One of the great perks of writing a book is that you get to write an Acknowledgments page where you thank everyone who helped you as you were writing your book. Winners of the Academy Award get to give their Acceptance speech, where they thank the most important people in their lives. It’s too bad that other professions haven’t developed similar practices – it’s a wonderful tradition.

Philosophers, religious leaders, and contemporary scientists all agree that GRATITUDE is a key to happiness. Studies show that consistently grateful people are happier and more satisfied with their lives; they even feel more physically healthy and spend more time exercising. Gratitude brings freedom from envy; when you’re grateful for what you have, you’re not consumed with wanting something different or something more. That, in turn, makes it easier to live within your means and also to be generous to others. Gratitude fosters forbearance—it’s harder to feel disappointed with someone when you’re feeling grateful toward him or her. Gratitude also connects you to the natural world, because one of the easiest things to feel grateful for is the beauty of nature.

But I find it hard to stay in a grateful frame of mind—I take things for granted, I forget what other people have done for me, I have high expectations. To cure this, I tried keeping a gratitude journal, something recommended by countless happiness experts, but I found it annoying, not helpful. I have a resolution to “Think about how much I love my ordinary day each time I turn on my computer”; that works pretty well. Keeping my one-sentence journal helps me remember to be grateful. My one-minute video, The Years Are Short, is a meditation on gratitude.

I just handed in the second draft of THE HAPPINESS PROJECT book to my editor, and I figured I’d work on the appendix, bibliography, and other back matter while I was waiting for her comments. When I started to write the Acknowledgments, however, I got anxious: I realized that I’ve been helped by just about everyone I had a conversation with over the past few years. So many people passed along their insights, or gave advice, or said or did something that shed light on happiness. Not to mention my family and friends who give me general support. And all the people I’ve never actually met, but have “met” through blogging. The more I thought about it, the more names I added.

I haven’t figured out how to handle this issue. I’m worried about overlooking someone, but at the same time, it would look ridiculous to thank a million people. But I can’t NOT have an Acknowledgements page.

Well, I’ll figure something out. As a consequence of doing this, however, I realized that writing your Acknowledgments page (or your Acceptance speech, if you want the more glamorous version) is a great exercise. If you had a chance publicly to thank the people who support and help you, who would be on the list? Can you think of a way to acknowledge them, even if you don’t have an official Acknowledgements page and you’re not getting an Oscar?
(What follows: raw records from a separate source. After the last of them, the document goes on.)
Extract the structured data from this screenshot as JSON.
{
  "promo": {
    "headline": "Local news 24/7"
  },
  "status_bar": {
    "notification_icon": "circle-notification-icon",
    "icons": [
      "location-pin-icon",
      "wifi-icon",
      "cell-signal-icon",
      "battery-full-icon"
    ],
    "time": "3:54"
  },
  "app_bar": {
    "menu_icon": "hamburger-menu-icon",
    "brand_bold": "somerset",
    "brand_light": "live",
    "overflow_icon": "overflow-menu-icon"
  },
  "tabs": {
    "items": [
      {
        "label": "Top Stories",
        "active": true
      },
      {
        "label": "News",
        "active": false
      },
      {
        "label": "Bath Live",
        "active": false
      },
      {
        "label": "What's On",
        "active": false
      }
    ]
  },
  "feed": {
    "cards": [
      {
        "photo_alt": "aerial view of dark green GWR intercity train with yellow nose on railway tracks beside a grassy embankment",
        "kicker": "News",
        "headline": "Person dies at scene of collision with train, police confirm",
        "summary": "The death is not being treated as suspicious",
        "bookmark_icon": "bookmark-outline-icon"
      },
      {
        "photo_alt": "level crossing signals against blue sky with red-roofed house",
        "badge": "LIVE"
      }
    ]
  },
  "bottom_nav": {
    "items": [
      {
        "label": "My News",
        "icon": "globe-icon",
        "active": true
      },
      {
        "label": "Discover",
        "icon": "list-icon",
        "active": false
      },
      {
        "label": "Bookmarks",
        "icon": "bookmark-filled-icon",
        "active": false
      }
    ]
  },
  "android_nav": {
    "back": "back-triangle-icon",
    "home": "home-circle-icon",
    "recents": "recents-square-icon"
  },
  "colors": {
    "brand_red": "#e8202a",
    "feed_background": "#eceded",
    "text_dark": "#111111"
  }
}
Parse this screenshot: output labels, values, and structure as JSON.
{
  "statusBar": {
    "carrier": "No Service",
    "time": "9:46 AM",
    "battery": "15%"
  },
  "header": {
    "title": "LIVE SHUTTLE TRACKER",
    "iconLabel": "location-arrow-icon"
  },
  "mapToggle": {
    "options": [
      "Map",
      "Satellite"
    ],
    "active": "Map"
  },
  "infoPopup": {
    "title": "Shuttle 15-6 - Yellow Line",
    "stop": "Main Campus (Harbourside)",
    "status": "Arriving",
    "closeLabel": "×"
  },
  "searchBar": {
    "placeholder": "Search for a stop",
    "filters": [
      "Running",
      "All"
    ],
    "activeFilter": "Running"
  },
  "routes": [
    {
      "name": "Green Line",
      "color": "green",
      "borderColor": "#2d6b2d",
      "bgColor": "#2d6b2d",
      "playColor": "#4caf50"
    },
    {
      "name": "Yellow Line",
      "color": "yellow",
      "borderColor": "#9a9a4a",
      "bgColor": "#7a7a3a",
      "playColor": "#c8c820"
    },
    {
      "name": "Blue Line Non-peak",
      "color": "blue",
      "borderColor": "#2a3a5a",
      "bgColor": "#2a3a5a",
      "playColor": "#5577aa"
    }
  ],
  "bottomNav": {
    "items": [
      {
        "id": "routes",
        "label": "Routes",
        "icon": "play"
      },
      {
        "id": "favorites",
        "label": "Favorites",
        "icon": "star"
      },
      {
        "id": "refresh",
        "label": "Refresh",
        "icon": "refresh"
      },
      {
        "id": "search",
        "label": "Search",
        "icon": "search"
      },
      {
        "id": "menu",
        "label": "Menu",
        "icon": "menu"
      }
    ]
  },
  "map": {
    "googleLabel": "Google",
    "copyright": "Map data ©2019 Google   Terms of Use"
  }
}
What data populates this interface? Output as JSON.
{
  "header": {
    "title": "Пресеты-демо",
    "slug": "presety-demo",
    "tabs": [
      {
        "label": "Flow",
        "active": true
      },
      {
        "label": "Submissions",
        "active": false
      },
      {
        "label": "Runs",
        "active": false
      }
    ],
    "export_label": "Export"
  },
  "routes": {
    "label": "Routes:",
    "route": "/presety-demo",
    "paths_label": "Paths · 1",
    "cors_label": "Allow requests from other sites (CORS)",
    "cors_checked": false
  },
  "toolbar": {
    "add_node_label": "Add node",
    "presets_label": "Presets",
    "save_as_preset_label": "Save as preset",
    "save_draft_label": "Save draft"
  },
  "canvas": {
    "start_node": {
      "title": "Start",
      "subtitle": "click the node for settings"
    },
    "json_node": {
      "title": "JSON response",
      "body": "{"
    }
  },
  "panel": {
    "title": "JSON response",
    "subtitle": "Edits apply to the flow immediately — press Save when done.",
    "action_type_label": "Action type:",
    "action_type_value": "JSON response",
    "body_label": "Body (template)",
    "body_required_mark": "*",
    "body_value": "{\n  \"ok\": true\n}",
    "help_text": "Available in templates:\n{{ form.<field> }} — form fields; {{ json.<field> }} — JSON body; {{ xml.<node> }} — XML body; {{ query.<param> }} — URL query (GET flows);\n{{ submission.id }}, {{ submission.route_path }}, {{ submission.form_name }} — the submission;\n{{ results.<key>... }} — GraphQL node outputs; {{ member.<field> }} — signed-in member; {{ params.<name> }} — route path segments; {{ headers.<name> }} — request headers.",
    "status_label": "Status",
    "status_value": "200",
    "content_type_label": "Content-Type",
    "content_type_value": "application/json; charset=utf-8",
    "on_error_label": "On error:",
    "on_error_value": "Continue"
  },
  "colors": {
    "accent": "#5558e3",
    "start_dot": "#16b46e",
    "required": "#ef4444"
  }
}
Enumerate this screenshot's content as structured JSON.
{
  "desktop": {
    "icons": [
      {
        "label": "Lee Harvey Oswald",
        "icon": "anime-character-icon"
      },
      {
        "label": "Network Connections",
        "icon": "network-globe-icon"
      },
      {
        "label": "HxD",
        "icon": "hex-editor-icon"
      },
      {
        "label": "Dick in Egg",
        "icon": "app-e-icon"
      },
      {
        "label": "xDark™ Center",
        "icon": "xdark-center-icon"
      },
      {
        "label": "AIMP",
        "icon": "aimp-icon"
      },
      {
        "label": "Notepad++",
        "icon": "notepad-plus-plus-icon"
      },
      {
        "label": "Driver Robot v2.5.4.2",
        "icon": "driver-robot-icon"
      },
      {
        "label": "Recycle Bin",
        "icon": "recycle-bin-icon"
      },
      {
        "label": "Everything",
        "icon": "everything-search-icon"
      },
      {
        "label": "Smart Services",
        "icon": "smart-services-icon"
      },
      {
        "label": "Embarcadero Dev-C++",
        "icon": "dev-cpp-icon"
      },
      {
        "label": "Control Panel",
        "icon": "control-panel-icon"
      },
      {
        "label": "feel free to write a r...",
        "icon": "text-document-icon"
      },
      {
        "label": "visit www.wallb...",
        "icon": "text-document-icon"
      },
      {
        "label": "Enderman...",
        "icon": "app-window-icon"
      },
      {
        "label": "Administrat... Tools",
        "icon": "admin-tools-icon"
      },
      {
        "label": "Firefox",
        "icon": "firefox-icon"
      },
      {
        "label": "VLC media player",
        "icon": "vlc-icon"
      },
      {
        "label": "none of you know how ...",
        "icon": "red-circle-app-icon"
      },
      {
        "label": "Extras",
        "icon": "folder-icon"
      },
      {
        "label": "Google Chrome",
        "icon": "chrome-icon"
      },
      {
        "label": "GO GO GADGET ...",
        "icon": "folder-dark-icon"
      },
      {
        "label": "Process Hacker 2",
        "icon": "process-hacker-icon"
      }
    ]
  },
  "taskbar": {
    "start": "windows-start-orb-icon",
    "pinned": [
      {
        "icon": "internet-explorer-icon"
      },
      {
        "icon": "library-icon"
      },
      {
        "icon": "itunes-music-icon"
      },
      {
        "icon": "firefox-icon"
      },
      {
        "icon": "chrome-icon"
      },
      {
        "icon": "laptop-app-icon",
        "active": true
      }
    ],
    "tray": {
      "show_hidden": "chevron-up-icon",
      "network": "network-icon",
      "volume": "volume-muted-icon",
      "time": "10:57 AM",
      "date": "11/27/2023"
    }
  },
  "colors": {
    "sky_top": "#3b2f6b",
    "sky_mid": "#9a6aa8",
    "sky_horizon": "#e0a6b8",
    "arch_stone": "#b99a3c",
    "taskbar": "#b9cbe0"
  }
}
Or have you found other ways to cultivate a grateful spirit?

Wow, via Paul Raeburn’s About Fathers blog on the Psychology Today blogs site, I was let to the Divorce Calculator devised by behavior economist Betsey Stevens. It tells you your risk in ten seconds! My score:

People with similar backgrounds who are already divorced: 14%
People with similar backgrounds who will be divorced over the next five years: 3%

Interested in starting your own Happiness Project? If you’d like to take a look at my personal Resolutions Chart, for inspiration, just email me at grubin, then the “at” sign, then gretchenrubin dot com. No need to write anything more than “Resolutions Chart” in the subject line.